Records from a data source
━━━━━━
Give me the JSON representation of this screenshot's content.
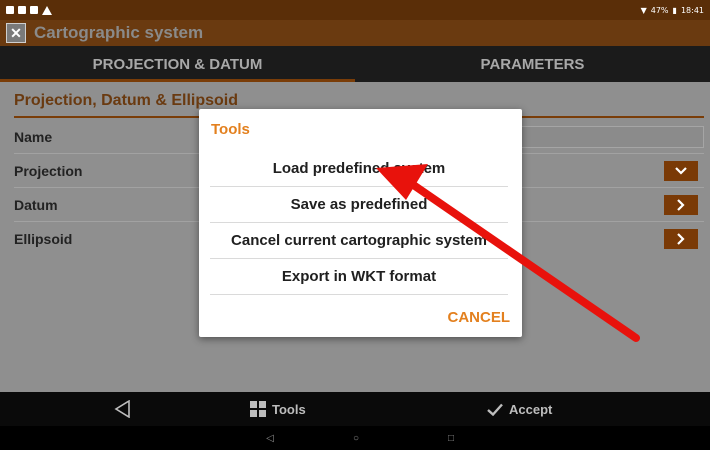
{
  "status_bar": {
    "battery": "47%",
    "time": "18:41"
  },
  "app_bar": {
    "title": "Cartographic system",
    "icon": "app-logo-icon"
  },
  "tabs": [
    {
      "label": "PROJECTION & DATUM",
      "active": true
    },
    {
      "label": "PARAMETERS",
      "active": false
    }
  ],
  "section": {
    "title": "Projection, Datum & Ellipsoid",
    "fields": [
      {
        "label": "Name",
        "value": "",
        "action": ""
      },
      {
        "label": "Projection",
        "value": "",
        "action": "chevron-down-icon"
      },
      {
        "label": "Datum",
        "value": "",
        "action": "chevron-right-icon"
      },
      {
        "label": "Ellipsoid",
        "value": "",
        "action": "chevron-right-icon"
      }
    ]
  },
  "dialog": {
    "title": "Tools",
    "items": [
      "Load predefined system",
      "Save as predefined",
      "Cancel current cartographic system",
      "Export in WKT format"
    ],
    "cancel_label": "CANCEL"
  },
  "bottom_bar": {
    "tools_label": "Tools",
    "accept_label": "Accept"
  },
  "colors": {
    "accent": "#e3801e",
    "app_bar": "#6a3a10",
    "annotation_arrow": "#e8120c"
  }
}
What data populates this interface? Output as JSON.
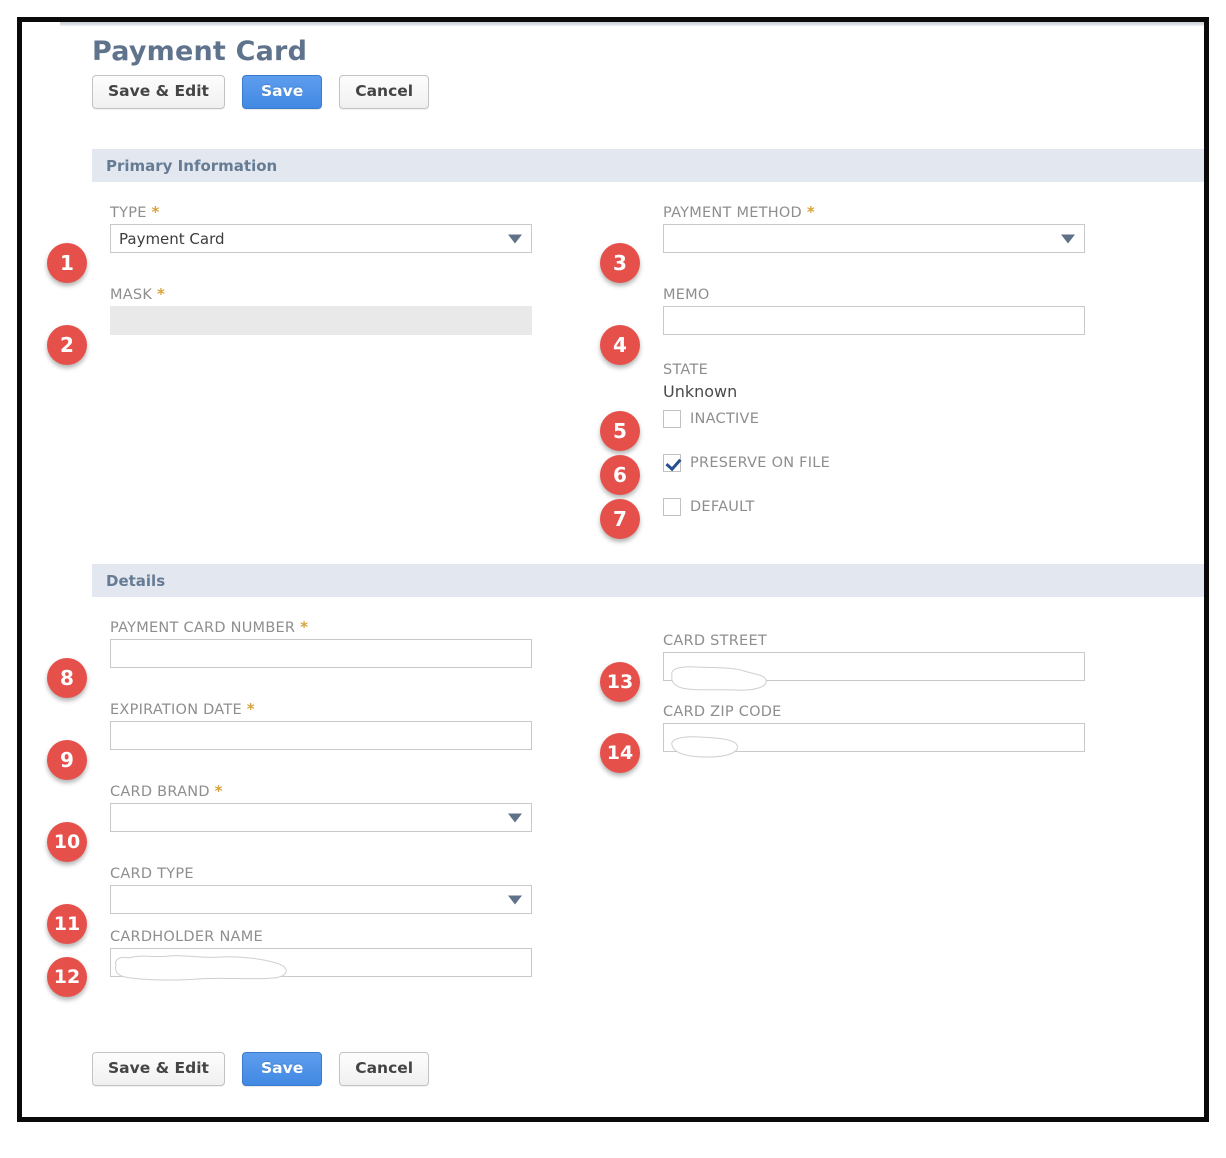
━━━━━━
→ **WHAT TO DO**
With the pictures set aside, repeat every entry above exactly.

→ **TASK SOLUTION**
Give me the JSON representation of this screenshot's content.
{
  "status_bar": {
    "battery": "47%",
    "time": "18:41"
  },
  "app_bar": {
    "title": "Cartographic system",
    "icon": "app-logo-icon"
  },
  "tabs": [
    {
      "label": "PROJECTION & DATUM",
      "active": true
    },
    {
      "label": "PARAMETERS",
      "active": false
    }
  ],
  "section": {
    "title": "Projection, Datum & Ellipsoid",
    "fields": [
      {
        "label": "Name",
        "value": "",
        "action": ""
      },
      {
        "label": "Projection",
        "value": "",
        "action": "chevron-down-icon"
      },
      {
        "label": "Datum",
        "value": "",
        "action": "chevron-right-icon"
      },
      {
        "label": "Ellipsoid",
        "value": "",
        "action": "chevron-right-icon"
      }
    ]
  },
  "dialog": {
    "title": "Tools",
    "items": [
      "Load predefined system",
      "Save as predefined",
      "Cancel current cartographic system",
      "Export in WKT format"
    ],
    "cancel_label": "CANCEL"
  },
  "bottom_bar": {
    "tools_label": "Tools",
    "accept_label": "Accept"
  },
  "colors": {
    "accent": "#e3801e",
    "app_bar": "#6a3a10",
    "annotation_arrow": "#e8120c"
  }
}
What data populates this interface? Output as JSON.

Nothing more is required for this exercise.